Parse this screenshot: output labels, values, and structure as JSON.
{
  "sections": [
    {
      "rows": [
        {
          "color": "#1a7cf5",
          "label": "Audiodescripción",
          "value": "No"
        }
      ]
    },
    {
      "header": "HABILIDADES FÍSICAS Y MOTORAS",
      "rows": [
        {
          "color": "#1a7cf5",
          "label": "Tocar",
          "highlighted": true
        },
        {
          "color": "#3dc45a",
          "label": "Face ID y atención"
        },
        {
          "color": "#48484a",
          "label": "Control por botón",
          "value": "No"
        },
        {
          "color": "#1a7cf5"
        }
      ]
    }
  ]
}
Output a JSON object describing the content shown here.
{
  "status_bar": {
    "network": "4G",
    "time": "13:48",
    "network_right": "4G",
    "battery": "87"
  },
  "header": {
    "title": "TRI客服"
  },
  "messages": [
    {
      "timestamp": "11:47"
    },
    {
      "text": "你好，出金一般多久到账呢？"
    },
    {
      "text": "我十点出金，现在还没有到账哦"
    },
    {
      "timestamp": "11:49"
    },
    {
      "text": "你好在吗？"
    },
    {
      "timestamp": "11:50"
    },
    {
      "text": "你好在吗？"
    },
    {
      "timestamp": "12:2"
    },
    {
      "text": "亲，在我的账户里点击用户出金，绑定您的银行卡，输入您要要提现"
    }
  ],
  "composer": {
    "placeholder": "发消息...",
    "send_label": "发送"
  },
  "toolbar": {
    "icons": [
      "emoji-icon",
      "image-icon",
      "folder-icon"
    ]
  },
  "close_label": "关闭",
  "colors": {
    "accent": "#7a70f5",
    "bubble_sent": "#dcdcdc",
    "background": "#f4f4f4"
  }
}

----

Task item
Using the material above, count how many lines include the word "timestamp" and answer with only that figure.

Finished task
4